■ Your instructions: In the listing below, find each line that holds the string "JSON" and copy it.

■ Data for this exercise:
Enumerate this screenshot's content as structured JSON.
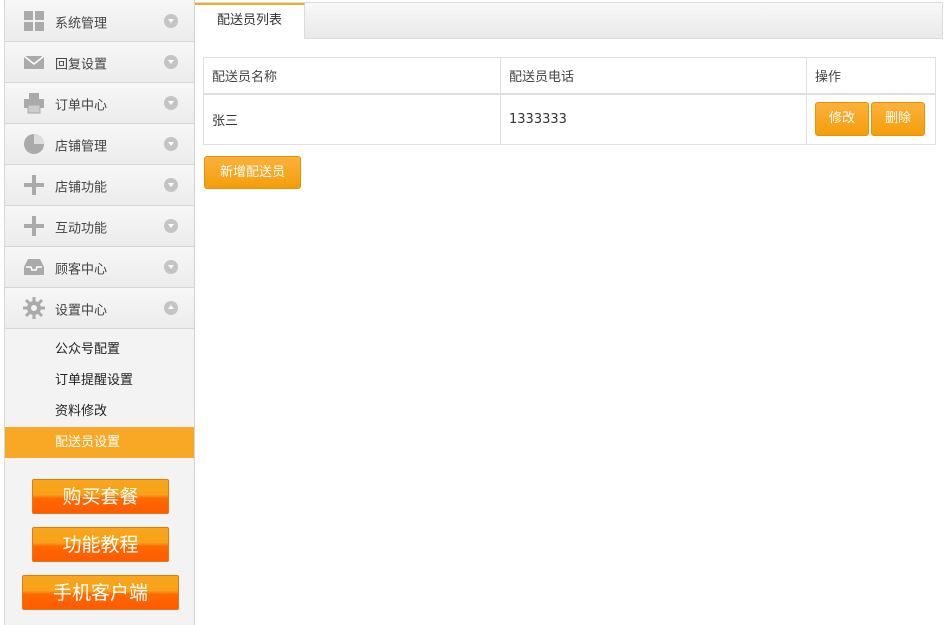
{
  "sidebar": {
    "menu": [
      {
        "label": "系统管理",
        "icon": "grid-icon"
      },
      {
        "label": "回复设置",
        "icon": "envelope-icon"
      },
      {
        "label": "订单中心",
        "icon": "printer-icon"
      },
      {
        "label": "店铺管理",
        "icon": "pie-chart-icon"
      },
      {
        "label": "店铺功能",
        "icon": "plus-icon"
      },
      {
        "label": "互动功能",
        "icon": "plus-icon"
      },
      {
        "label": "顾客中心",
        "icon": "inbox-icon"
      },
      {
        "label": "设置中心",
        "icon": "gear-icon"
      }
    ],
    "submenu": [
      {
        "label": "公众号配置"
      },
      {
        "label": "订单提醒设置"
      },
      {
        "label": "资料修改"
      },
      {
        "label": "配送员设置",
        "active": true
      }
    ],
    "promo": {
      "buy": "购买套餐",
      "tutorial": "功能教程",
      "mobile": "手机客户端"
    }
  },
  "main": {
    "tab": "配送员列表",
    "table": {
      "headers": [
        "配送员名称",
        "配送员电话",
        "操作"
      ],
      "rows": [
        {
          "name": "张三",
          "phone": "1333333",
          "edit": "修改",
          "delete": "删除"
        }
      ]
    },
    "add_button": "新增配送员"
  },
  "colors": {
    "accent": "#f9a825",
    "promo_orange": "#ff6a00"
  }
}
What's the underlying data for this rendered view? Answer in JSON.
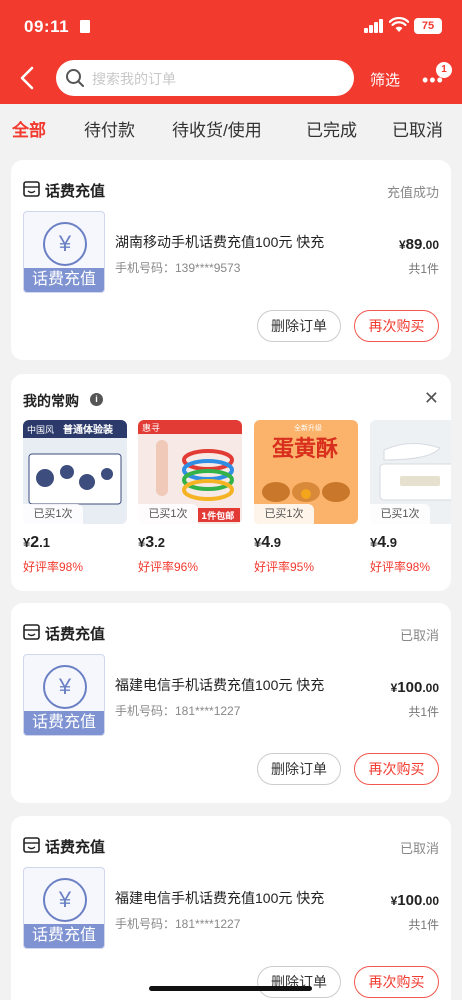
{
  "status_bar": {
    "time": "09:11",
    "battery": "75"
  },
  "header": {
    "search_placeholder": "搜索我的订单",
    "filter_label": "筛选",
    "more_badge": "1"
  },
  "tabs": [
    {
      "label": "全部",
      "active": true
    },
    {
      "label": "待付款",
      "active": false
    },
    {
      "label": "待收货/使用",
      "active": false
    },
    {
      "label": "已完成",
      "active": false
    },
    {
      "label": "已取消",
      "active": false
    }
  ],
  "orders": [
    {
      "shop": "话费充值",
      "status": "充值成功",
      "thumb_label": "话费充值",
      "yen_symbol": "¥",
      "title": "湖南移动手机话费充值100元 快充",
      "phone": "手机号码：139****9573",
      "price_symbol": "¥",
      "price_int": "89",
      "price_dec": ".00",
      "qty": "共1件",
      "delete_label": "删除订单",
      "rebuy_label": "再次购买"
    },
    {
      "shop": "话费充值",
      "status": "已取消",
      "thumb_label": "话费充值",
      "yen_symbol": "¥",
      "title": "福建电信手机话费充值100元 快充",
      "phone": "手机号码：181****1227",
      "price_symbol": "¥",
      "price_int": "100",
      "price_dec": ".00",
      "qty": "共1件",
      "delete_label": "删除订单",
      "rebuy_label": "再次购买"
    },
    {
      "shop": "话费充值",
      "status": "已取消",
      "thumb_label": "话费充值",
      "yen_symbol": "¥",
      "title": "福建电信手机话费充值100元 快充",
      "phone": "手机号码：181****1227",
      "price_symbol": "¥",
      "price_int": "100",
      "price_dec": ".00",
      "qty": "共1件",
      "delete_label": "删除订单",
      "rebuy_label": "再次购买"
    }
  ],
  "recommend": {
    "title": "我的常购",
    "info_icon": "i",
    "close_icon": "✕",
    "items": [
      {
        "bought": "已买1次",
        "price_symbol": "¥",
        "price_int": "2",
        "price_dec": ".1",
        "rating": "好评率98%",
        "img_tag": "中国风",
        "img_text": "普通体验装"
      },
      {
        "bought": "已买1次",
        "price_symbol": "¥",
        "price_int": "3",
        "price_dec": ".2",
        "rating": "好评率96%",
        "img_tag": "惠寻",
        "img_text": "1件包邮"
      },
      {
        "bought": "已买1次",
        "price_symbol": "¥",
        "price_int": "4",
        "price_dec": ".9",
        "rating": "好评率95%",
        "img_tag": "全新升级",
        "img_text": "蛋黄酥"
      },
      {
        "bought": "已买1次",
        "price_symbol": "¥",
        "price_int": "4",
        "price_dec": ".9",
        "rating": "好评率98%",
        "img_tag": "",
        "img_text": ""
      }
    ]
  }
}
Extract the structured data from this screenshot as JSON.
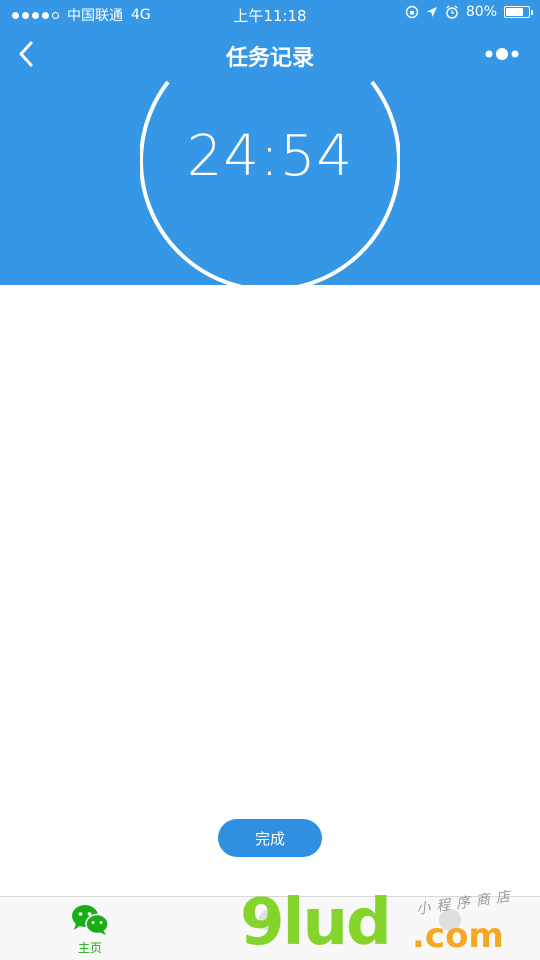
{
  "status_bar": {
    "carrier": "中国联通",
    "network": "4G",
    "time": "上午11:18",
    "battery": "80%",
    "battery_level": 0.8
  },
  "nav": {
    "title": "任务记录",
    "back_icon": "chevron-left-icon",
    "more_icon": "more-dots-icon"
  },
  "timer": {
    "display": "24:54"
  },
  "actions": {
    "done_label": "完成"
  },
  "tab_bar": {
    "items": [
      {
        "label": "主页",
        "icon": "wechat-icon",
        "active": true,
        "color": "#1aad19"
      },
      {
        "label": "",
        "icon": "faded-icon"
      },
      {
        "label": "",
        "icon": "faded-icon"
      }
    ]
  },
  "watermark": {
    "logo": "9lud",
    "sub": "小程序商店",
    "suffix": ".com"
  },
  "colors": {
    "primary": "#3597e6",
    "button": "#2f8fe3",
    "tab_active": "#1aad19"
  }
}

■ Answer to this exercise:
Enumerate this screenshot's content as structured JSON.
What's the underlying data for this rendered view? Answer in JSON.
Extract the structured data from this screenshot as JSON.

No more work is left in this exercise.